8.20.2018

Robin Wong discovers that older cameras can be very good photography making machines.

https://blog.mingthein.com/2018/08/20/digital-classic-robin-reviews-the-original-canon-5d/#more-17429

I guess a lot of us are wrapped up in a mid-first-decade of the new century reappraisal/re-appreciation of just how good the camera tech was for the third generation of full frame gear.

Would be interested to hear back from the newest D700 users to see what they think. Chime in!

9 comments:

Tom Barry said...

I'm not a Nikon user, but the 5D was and remains my only full-frame DSLR. My experience (I'm an old amateur) with the 5D mirrors Mr. Wong's. Used within its limitations, I get highly satisfactory results. And because it is simple and ergonomically sound, it is fun to use. By not stretching the 5D's capabilities, I don't have to use the (nearly invisible) LCD, and can trust either the metering system or, in constant light, use manual exposure.

Elie said...

Wobin is not wong.

Frank Grygier said...

I recently purchased a D700 along with the 24-120 f4.0 lens. I can echo many of Robin's pros and cons of using an older full frame DSLR. Like Robin, I have been firmly entrenched in the M43 ecosystem for many years and have come to rely upon the technologies present in the Olympus and Panasonic mirrorless cameras. I have a ways to go before I become proficient with the Nikon FF. I struggle with the OVF and chimping is foreign to me. Also like Robin,the "extreme" depth of field is taxing my ability to produce the results I am used to with a crop sensor camera. I also miss the focus peaking, live exposure tools and face detect autofocus available in mirrorless cameras. In the end it is all about the image and I have to admit that using a camera with a full frame sensor even one that is 10 years old has opened my eyes. I may not go back.
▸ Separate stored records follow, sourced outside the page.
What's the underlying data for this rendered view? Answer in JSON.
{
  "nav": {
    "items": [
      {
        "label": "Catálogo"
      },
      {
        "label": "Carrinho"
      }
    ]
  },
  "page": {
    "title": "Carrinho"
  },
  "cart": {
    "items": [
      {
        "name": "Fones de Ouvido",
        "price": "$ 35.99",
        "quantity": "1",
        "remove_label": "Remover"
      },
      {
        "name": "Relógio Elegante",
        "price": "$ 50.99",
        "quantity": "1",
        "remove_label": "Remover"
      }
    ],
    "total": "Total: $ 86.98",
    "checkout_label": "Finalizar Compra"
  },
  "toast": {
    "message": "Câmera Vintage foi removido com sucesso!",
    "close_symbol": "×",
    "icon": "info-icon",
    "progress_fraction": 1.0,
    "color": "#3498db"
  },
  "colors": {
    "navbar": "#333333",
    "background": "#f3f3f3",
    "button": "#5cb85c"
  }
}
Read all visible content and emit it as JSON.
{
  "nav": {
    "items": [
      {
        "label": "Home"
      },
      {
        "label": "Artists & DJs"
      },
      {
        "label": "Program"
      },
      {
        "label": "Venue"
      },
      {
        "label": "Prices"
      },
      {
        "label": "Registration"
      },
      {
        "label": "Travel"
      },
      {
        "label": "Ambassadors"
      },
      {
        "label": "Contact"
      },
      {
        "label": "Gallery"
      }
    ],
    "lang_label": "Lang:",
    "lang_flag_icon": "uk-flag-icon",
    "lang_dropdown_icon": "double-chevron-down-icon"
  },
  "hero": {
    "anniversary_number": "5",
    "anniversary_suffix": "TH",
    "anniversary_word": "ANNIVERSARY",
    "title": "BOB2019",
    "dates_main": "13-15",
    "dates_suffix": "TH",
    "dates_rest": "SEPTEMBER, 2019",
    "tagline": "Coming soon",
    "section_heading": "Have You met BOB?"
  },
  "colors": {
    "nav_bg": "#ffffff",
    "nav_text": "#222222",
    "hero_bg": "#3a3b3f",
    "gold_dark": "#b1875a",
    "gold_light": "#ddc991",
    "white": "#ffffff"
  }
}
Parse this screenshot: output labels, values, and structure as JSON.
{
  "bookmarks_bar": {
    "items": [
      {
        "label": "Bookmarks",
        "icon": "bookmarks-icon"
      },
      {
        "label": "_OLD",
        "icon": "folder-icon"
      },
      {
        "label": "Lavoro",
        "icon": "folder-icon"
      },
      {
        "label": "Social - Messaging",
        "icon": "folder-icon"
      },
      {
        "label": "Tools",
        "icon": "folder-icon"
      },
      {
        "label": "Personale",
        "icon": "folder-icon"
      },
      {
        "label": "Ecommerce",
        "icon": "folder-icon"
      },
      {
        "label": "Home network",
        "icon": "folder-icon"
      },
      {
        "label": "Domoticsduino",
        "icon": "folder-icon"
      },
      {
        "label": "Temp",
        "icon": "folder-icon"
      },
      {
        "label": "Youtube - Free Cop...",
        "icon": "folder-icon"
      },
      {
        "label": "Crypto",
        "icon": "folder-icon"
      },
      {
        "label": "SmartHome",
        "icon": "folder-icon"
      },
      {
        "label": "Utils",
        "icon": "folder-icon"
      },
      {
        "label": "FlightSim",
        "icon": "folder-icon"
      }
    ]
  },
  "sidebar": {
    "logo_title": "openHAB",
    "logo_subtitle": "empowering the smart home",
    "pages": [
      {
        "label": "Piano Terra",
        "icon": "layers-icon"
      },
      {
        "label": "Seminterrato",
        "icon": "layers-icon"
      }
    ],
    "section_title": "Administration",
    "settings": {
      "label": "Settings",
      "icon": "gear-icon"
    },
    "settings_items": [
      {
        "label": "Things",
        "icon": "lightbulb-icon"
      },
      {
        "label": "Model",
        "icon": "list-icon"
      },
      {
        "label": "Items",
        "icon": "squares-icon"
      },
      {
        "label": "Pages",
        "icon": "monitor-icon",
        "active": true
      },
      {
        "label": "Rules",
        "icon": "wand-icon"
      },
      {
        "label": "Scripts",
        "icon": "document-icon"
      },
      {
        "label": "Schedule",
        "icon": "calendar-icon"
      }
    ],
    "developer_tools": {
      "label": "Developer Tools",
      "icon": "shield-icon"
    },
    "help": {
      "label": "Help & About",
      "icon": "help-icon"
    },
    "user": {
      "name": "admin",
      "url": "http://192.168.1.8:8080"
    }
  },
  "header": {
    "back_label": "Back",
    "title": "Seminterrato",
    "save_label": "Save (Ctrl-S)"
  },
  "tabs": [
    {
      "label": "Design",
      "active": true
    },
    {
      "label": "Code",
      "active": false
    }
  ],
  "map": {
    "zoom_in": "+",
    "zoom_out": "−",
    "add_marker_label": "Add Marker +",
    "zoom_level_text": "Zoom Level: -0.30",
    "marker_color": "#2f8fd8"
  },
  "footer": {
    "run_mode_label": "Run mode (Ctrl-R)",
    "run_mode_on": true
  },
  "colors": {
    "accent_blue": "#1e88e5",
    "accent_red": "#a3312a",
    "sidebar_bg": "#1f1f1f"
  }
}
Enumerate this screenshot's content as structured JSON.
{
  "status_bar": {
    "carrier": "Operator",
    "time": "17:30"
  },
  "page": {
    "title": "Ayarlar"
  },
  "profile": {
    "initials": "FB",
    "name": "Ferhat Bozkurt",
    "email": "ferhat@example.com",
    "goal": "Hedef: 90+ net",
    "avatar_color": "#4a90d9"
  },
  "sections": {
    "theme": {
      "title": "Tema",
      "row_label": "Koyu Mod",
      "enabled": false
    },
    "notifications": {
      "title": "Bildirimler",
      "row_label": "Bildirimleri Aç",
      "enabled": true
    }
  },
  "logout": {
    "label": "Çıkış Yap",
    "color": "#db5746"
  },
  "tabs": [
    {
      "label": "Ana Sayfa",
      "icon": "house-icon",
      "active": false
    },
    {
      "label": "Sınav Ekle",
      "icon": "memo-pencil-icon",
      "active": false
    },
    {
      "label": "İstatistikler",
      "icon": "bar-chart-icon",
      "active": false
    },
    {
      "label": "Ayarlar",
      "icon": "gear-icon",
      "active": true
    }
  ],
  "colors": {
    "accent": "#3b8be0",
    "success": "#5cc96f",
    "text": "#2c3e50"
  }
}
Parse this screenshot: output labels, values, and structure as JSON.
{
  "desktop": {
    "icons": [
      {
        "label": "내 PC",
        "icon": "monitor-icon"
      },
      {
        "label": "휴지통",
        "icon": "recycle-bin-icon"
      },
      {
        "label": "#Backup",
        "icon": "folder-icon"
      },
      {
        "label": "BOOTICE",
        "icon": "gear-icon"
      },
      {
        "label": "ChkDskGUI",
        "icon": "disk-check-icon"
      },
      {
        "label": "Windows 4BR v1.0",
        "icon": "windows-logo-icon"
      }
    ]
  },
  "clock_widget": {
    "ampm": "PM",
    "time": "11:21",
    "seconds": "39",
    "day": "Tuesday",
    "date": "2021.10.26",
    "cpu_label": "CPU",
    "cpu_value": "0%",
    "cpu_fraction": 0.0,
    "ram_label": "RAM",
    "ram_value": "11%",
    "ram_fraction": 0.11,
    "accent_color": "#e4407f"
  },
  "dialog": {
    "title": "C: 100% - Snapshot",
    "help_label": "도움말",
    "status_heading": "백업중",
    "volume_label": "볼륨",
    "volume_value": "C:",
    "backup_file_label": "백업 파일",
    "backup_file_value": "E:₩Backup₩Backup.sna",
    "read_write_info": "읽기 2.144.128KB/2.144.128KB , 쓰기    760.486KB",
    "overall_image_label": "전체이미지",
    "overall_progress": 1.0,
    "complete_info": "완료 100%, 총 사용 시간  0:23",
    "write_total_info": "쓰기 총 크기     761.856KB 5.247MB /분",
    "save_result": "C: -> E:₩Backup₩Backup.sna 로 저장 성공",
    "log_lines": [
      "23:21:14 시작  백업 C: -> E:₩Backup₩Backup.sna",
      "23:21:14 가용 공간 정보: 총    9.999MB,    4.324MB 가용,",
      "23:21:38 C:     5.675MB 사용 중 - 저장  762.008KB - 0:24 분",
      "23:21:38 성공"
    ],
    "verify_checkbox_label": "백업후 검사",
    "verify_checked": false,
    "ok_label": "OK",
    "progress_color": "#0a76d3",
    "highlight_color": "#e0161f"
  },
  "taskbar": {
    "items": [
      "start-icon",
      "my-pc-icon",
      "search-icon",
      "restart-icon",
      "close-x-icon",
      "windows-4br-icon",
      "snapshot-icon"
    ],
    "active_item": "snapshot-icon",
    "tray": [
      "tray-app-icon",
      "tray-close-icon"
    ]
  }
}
Rokrover said...

The Canon 5D and Nikon D700 serve as reminders DSLR model updates since then have been mostly iterative and not game changing with disruptive technology. The issue is one of perception, driven by marketing, where consumers expect some radical new feature will magically transform the quality of their photographic experience. Buyers’ remorse usually sets in after the disconnect between expectation and reality becomes evident. So it’s good to have these reality checks once in a while as reminder to preserve our mental and financial health.

Mike Rosiak said...

"Field test" for the first time on Sunday. Literally. The Philadelphia Folk Festival is a 3-day music & culture event held in a farm field set in rolling hills. Things I like so far: it focuses faster and more accurately than I ever could; the weight of it acts as a stabilizer, so hand-held shots are possible at slower shutter speeds; I really like the images. Things I don't like: the weight (I possibly won't act on your recommendation for that 24-120 zoom because of the added weight); new learning curve.

Carlo Santin said...

Still using the baby brother of the D700, the D300, with no plans to change unless it's to buy the D700. However, there have been some amazing used deals on the D800 in my area and I was sorely tempted to pick one up. Like most of us here I suffer from GAS, but I've managed to not get too caught up in the marketing hype. Older stuff works just fine for my needs and that includes some printing. The price of new gear also makes it a lot easier for me to just ignore it. I'm sure the new Nikon mirrorless cameras will be good, maybe great, but I'm not interested at the prices they will be asking. I have the money, but Nikon is not getting it. My lighting game can always use an upgrade so I'm always on the lookout for good, cheap lighting. Kirk, maybe you can make some recommendations in that area?

Kirk Decker said...

The older medium format backs such as the Phase One P30 are selling for around $3,000 on ebay. I'm curious if you would be tempted to rediscover any of those.

TMJ said...

The 5D was always a good camera, although not quite as good as the D700, but the 5DII was the benchmark to judge 'modern' DSLRs from, in my opinion.

Incidentally, the 40mm f2.8 Canon pancake lens Robin used is a cracker, I have one and I can vouchsafe for it: 6 elements in 4 groups, 1 aspherical element. I paid £120 for a mint, used example, (actually, Shirley paid for it as it was my birthday present this year!).

Unknown said...

Dug up my old Pany L1 with the Leica Summy 25/1.4. Love the colors Shooting is tons of fun.